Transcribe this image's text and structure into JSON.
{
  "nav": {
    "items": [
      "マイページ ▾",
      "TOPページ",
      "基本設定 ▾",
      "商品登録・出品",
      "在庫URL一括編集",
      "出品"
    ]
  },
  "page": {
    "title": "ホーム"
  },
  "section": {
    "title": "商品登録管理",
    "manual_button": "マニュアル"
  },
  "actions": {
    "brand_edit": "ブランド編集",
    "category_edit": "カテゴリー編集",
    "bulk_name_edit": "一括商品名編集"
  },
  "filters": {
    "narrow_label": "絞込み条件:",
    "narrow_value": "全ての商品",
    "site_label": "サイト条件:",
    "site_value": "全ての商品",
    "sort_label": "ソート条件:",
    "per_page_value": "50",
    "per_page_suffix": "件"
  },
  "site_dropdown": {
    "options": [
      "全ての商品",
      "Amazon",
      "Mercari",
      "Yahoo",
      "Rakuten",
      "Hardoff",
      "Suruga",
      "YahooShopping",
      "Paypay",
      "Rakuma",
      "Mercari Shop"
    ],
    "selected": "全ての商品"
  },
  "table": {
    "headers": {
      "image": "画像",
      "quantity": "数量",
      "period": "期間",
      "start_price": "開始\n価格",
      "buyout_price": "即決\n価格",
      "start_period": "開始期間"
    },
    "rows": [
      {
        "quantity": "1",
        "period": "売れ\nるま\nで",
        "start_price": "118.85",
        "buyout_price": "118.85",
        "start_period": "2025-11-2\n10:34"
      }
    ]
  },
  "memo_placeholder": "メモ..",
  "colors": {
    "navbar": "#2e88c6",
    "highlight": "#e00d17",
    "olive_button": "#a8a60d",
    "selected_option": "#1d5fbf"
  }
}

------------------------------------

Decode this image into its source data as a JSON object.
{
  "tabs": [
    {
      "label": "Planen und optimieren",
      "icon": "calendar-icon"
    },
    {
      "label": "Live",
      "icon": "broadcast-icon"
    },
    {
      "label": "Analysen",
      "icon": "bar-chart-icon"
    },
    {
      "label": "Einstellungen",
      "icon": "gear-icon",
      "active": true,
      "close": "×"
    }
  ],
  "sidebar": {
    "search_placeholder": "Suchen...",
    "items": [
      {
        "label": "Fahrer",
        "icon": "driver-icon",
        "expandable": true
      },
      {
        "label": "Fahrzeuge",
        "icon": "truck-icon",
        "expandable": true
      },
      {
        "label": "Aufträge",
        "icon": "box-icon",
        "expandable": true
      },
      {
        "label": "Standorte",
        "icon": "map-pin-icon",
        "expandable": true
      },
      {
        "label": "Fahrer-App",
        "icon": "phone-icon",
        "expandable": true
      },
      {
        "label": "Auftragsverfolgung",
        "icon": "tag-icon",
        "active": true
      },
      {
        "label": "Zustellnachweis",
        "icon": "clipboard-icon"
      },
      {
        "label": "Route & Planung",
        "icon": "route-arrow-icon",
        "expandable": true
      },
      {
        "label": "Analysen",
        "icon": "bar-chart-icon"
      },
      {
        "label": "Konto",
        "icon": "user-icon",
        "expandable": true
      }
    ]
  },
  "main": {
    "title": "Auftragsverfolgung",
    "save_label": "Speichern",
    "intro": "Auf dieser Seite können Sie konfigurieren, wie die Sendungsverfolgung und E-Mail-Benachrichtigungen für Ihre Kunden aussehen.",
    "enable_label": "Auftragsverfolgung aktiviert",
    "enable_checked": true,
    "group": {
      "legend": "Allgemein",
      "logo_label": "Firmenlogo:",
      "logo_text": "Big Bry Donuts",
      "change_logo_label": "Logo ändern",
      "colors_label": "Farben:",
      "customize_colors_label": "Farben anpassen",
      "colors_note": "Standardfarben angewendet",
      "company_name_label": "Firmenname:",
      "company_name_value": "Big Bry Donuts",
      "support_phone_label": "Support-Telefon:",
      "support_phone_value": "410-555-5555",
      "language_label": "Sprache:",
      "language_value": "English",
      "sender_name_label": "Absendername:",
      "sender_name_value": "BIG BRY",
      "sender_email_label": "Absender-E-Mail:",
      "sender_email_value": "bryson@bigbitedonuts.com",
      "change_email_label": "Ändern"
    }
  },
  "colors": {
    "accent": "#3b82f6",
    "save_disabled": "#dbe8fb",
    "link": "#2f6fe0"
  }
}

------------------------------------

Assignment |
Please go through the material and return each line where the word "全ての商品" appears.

Output for this exercise |
    "narrow_value": "全ての商品",
    "site_value": "全ての商品",
      "全ての商品",
    "selected": "全ての商品"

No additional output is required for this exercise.